How to determine real value when buying or selling a Calgary home.
It’s not uncommon for sellers to come to us with misconceptions about their home's true market value because they’ve just received their City of Calgary property assessment.
But many buyers and sellers are surprised to find there is often a notable difference between the assessed value of their home and the market value that a professional Realtor® estimates.
So which appraisal method is the right one to use when buying or selling a house, and what accounts for the discrepancy?
Let’s take a closer look.
The Difference between Assessed Value and Market Value
First things first, let’s outline the difference between assessed value and market value.
The assessed value of your home is the amount the city determines your home is worth for the sole purpose of collecting taxes you must pay for owning the property.
Calculating assessed values allows the city to make probable forecasts about the revenue it will collect from property taxes based on shifts in the real estate market.
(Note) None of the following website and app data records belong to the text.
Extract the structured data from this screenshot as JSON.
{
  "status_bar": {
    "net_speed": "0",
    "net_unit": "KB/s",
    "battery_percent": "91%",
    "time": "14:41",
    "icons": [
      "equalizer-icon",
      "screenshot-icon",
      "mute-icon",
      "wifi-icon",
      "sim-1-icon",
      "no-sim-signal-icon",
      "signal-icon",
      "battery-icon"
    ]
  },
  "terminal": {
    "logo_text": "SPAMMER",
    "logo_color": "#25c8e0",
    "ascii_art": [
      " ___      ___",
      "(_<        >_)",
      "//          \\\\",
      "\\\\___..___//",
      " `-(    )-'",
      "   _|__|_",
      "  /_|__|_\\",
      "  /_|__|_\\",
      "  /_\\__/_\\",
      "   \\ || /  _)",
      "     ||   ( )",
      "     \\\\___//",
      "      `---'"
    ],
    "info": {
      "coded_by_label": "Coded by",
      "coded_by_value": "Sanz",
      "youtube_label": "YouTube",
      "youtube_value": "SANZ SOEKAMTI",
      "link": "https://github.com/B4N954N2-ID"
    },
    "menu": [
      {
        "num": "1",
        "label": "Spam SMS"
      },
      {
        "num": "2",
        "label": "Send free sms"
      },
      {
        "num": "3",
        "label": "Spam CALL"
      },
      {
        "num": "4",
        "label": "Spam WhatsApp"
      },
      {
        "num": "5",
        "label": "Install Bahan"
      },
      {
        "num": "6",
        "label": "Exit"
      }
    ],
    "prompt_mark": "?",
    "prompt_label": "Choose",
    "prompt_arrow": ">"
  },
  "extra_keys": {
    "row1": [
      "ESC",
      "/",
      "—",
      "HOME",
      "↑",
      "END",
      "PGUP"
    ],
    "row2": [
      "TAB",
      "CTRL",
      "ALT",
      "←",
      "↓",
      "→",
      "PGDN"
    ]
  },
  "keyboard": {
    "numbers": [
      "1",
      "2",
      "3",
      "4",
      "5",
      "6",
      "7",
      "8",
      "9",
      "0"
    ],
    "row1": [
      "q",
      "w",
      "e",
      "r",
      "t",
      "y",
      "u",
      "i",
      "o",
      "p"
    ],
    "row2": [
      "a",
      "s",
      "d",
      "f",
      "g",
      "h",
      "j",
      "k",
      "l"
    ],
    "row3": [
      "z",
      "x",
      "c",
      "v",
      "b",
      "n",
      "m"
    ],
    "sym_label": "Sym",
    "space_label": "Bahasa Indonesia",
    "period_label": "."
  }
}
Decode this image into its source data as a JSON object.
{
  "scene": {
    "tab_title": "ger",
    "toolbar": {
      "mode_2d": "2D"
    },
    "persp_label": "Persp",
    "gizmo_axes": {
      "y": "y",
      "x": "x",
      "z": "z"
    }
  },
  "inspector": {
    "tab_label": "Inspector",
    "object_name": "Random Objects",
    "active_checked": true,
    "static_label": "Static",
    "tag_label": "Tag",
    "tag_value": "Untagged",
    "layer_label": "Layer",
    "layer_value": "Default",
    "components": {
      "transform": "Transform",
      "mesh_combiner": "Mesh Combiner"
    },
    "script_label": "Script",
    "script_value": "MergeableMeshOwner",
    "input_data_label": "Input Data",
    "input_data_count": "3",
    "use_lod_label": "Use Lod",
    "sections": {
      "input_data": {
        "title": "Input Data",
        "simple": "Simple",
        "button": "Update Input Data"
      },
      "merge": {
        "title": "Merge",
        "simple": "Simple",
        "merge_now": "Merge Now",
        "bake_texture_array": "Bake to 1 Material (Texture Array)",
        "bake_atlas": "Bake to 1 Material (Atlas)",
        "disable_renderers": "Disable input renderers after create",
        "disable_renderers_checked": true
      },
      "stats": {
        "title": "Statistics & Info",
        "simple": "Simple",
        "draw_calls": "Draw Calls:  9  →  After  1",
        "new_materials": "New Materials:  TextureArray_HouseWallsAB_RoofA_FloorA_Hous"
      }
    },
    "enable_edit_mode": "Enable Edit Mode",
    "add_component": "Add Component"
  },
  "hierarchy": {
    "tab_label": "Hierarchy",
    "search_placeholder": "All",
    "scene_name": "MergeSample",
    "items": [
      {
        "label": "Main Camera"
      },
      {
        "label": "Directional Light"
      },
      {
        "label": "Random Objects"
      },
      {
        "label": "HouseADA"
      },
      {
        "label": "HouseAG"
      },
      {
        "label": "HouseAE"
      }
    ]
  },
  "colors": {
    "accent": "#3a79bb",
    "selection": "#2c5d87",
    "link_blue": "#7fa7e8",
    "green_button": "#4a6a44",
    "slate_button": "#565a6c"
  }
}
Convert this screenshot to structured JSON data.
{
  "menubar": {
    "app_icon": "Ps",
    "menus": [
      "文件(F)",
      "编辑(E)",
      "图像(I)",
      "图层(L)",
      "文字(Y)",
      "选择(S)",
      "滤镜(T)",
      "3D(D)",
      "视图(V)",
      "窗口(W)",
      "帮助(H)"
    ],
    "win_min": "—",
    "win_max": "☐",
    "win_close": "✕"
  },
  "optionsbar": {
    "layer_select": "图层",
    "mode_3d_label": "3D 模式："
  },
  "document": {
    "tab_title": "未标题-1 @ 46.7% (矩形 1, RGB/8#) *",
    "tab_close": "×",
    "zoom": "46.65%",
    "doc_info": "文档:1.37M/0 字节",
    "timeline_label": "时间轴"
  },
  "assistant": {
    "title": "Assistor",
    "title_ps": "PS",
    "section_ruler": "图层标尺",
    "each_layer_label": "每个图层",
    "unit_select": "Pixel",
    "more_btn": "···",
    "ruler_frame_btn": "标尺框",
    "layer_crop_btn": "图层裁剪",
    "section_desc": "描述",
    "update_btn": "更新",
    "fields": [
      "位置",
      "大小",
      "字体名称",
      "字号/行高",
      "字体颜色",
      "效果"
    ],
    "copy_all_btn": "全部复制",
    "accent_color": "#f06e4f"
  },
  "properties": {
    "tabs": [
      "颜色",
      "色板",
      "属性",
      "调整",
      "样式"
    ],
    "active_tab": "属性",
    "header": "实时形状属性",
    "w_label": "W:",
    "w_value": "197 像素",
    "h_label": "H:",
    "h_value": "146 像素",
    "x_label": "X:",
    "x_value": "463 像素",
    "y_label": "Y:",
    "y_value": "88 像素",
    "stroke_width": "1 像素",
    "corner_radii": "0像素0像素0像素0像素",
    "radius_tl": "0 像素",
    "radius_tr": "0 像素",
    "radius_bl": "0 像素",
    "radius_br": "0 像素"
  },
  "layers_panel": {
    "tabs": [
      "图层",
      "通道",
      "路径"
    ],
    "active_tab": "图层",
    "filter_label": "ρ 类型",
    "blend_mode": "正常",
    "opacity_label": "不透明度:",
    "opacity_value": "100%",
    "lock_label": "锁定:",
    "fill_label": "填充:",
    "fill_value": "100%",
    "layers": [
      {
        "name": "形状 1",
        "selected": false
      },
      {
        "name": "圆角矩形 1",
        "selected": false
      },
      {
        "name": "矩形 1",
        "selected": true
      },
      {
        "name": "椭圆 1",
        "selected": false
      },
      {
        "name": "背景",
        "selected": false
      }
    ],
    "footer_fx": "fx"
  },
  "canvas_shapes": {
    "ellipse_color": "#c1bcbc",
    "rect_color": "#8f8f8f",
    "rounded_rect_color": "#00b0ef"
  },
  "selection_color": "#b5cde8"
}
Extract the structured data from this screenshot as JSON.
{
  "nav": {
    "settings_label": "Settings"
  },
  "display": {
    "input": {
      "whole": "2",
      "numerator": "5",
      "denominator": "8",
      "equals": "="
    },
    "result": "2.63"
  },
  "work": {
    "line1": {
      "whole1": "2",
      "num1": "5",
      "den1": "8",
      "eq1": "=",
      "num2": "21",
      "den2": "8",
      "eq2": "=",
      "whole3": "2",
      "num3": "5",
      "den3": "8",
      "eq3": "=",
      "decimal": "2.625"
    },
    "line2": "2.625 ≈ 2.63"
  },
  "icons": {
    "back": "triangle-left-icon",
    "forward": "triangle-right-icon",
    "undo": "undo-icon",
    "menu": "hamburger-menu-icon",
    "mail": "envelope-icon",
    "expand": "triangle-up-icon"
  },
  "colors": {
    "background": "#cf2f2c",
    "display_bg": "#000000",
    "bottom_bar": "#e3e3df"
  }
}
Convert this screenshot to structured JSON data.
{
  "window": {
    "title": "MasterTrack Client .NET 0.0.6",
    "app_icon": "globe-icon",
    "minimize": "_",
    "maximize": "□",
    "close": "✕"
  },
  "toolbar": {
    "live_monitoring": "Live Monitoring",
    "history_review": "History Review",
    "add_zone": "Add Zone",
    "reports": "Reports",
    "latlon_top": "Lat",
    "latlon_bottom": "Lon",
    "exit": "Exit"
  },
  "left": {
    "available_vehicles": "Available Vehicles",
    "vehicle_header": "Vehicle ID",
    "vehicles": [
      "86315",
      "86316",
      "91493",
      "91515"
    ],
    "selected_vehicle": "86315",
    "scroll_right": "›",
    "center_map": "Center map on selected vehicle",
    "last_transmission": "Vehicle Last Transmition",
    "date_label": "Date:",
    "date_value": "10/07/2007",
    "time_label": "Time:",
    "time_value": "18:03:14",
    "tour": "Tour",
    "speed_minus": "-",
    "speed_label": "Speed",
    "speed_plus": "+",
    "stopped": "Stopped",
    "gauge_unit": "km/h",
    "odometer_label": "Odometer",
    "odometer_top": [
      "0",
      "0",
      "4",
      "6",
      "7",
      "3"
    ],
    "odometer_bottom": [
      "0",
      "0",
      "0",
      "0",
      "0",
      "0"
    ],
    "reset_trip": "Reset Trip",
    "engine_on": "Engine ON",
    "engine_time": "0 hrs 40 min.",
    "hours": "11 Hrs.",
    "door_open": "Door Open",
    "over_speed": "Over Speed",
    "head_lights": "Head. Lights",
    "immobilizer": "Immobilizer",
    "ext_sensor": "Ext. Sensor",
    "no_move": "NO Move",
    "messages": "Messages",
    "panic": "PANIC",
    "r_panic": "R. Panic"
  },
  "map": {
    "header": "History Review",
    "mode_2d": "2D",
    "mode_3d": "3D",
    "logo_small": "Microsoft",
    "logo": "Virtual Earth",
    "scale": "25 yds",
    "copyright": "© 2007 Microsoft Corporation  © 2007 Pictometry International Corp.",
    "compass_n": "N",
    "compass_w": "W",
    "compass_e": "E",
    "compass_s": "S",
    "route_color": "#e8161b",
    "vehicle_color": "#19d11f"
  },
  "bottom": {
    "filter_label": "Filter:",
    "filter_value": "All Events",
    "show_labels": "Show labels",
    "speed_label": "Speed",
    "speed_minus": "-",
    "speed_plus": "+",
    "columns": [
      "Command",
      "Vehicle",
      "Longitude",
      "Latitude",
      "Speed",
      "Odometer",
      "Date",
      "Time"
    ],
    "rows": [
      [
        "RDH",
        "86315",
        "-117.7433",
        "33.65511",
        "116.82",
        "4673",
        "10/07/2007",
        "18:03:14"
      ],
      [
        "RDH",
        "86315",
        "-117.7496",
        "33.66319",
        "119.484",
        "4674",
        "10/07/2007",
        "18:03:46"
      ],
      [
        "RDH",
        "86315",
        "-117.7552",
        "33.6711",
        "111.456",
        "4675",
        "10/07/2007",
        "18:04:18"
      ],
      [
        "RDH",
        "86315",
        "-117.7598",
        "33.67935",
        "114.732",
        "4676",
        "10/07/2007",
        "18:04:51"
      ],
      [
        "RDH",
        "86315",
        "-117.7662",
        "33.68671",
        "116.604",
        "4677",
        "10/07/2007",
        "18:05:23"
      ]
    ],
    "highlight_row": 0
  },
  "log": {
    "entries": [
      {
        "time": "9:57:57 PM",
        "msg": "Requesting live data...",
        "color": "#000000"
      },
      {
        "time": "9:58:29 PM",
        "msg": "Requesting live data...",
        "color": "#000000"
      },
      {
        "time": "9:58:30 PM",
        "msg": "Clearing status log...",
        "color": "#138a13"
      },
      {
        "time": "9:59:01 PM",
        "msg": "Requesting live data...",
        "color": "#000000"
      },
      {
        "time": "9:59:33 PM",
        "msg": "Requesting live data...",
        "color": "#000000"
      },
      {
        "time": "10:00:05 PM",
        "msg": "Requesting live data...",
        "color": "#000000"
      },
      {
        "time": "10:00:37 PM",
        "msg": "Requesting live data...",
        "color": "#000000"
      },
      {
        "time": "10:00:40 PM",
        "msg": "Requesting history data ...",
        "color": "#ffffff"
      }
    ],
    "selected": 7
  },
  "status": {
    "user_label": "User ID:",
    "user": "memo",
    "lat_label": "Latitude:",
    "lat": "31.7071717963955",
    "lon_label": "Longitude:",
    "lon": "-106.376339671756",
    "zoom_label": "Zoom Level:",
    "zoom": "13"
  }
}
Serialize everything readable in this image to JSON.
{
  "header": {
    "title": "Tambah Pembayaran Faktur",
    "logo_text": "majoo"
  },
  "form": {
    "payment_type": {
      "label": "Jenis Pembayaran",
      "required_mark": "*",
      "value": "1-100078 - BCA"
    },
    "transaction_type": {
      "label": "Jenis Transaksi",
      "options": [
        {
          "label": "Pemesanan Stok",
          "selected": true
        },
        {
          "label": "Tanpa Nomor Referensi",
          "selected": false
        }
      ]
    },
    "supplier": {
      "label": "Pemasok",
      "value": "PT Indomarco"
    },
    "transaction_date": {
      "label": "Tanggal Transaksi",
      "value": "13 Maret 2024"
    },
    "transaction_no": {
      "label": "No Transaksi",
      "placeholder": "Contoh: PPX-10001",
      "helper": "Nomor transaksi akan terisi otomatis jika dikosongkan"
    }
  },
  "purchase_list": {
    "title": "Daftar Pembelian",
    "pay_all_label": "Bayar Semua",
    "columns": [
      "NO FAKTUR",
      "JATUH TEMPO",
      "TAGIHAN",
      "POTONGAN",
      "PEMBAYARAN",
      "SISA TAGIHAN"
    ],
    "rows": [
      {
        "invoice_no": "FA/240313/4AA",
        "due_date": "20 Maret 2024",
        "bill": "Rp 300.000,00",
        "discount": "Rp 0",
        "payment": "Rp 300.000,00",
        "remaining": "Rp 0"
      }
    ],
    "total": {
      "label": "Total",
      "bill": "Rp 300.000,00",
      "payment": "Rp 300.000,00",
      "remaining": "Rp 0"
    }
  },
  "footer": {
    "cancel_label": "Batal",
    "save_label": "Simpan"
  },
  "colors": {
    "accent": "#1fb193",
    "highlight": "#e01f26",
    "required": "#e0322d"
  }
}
On the other hand, market value is how much your home is worth on the real estate market today. True market value is decided by the amount a buyer is willing to pay and at what price a seller is willing to sell for at any given point in time.
Not surprisingly, market values typically vary from assessed values.
Why are there always discrepancies between the assessed value of a home and the real market value?
When you consider how the city assesses home values, it’s no surprise we see discrepancies between the assessed value and market value.
To determine the value of your home, the city uses a mass appraisal method, which evaluates the value of a larger group of houses as of a specific date based on sales comparisons in your neighbourhood — in Calgary, July 1st of the previous year.
When using the mass appraisal method, the city does not look at all property-specific things that make your home unique to other homes in the area: important details like curb appeal, sale-ability, upgrades and renovations.
When a Realtor® helps you price your home, they determine current market value based on these considerations and more recent history (90 to 180 days) of comparable sales in your area.
If you really think about it, true market value (the exact price a buyer is willing to pay and seller is willing to sell) is almost the opposite of mass appraisal.
No wonder there’s a difference!
So what does the city assessment mean for you as a home buyer or seller?
We generally tell clients not to place too much stock in assessed value. Unless they’re trying to determine how much they’ll need to budget for property taxes.
Realistically speaking, when given a chance to pay fewer taxes, most homeowners aren’t calling the city to challenge the assessment because it was too low.
The bottom line is that if you are considering selling a Calgary home, don’t be attached to the most recent valuation on your property assessment.
If you’re looking to determine the real market value of your home based on current conditions, give us a call. We’d be happy to help!